● Task prompt
When you have read the listing, copy all of it without any change.
==============================
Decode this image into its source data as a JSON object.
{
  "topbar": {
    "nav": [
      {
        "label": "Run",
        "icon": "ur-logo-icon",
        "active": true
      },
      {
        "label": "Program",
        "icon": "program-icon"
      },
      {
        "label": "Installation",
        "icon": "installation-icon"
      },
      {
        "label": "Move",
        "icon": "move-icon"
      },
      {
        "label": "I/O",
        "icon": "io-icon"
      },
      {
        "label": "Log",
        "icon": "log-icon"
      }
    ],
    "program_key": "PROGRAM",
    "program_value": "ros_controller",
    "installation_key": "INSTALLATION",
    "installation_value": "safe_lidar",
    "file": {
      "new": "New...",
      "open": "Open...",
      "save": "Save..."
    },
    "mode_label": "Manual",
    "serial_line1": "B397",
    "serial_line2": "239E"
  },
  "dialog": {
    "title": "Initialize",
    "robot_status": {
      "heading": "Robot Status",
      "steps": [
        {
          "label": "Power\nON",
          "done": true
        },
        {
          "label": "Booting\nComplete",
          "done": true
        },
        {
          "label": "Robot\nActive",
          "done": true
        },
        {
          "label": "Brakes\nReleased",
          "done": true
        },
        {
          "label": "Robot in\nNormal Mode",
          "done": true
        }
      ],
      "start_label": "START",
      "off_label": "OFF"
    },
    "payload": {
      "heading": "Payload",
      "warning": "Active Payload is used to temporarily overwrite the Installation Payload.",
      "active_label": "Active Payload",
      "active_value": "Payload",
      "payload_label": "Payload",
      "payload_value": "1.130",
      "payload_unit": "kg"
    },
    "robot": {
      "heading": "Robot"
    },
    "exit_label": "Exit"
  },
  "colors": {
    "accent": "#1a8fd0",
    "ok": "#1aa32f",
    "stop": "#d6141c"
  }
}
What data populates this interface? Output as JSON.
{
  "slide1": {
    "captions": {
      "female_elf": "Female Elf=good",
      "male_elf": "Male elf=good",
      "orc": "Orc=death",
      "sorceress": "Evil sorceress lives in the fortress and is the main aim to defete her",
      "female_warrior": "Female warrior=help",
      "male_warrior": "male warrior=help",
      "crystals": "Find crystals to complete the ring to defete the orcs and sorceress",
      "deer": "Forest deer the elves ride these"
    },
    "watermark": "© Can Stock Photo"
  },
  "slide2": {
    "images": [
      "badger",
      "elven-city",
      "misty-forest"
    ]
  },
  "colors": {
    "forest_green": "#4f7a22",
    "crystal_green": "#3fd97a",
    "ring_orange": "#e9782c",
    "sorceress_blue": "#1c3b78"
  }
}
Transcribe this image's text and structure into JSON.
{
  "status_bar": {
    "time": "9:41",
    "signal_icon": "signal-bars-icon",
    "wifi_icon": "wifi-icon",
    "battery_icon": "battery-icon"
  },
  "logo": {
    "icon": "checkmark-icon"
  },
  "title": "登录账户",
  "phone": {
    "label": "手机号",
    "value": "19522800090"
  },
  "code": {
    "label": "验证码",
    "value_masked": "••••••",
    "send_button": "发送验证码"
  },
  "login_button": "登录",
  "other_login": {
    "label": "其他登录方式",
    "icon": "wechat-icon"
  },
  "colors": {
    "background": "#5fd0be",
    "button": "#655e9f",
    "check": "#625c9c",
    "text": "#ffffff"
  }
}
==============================
● Solution for this problem
Decode this image into its source data as a JSON object.
{
  "topbar": {
    "nav": [
      {
        "label": "Run",
        "icon": "ur-logo-icon",
        "active": true
      },
      {
        "label": "Program",
        "icon": "program-icon"
      },
      {
        "label": "Installation",
        "icon": "installation-icon"
      },
      {
        "label": "Move",
        "icon": "move-icon"
      },
      {
        "label": "I/O",
        "icon": "io-icon"
      },
      {
        "label": "Log",
        "icon": "log-icon"
      }
    ],
    "program_key": "PROGRAM",
    "program_value": "ros_controller",
    "installation_key": "INSTALLATION",
    "installation_value": "safe_lidar",
    "file": {
      "new": "New...",
      "open": "Open...",
      "save": "Save..."
    },
    "mode_label": "Manual",
    "serial_line1": "B397",
    "serial_line2": "239E"
  },
  "dialog": {
    "title": "Initialize",
    "robot_status": {
      "heading": "Robot Status",
      "steps": [
        {
          "label": "Power\nON",
          "done": true
        },
        {
          "label": "Booting\nComplete",
          "done": true
        },
        {
          "label": "Robot\nActive",
          "done": true
        },
        {
          "label": "Brakes\nReleased",
          "done": true
        },
        {
          "label": "Robot in\nNormal Mode",
          "done": true
        }
      ],
      "start_label": "START",
      "off_label": "OFF"
    },
    "payload": {
      "heading": "Payload",
      "warning": "Active Payload is used to temporarily overwrite the Installation Payload.",
      "active_label": "Active Payload",
      "active_value": "Payload",
      "payload_label": "Payload",
      "payload_value": "1.130",
      "payload_unit": "kg"
    },
    "robot": {
      "heading": "Robot"
    },
    "exit_label": "Exit"
  },
  "colors": {
    "accent": "#1a8fd0",
    "ok": "#1aa32f",
    "stop": "#d6141c"
  }
}
What data populates this interface? Output as JSON.
{
  "slide1": {
    "captions": {
      "female_elf": "Female Elf=good",
      "male_elf": "Male elf=good",
      "orc": "Orc=death",
      "sorceress": "Evil sorceress lives in the fortress and is the main aim to defete her",
      "female_warrior": "Female warrior=help",
      "male_warrior": "male warrior=help",
      "crystals": "Find crystals to complete the ring to defete the orcs and sorceress",
      "deer": "Forest deer the elves ride these"
    },
    "watermark": "© Can Stock Photo"
  },
  "slide2": {
    "images": [
      "badger",
      "elven-city",
      "misty-forest"
    ]
  },
  "colors": {
    "forest_green": "#4f7a22",
    "crystal_green": "#3fd97a",
    "ring_orange": "#e9782c",
    "sorceress_blue": "#1c3b78"
  }
}
Transcribe this image's text and structure into JSON.
{
  "status_bar": {
    "time": "9:41",
    "signal_icon": "signal-bars-icon",
    "wifi_icon": "wifi-icon",
    "battery_icon": "battery-icon"
  },
  "logo": {
    "icon": "checkmark-icon"
  },
  "title": "登录账户",
  "phone": {
    "label": "手机号",
    "value": "19522800090"
  },
  "code": {
    "label": "验证码",
    "value_masked": "••••••",
    "send_button": "发送验证码"
  },
  "login_button": "登录",
  "other_login": {
    "label": "其他登录方式",
    "icon": "wechat-icon"
  },
  "colors": {
    "background": "#5fd0be",
    "button": "#655e9f",
    "check": "#625c9c",
    "text": "#ffffff"
  }
}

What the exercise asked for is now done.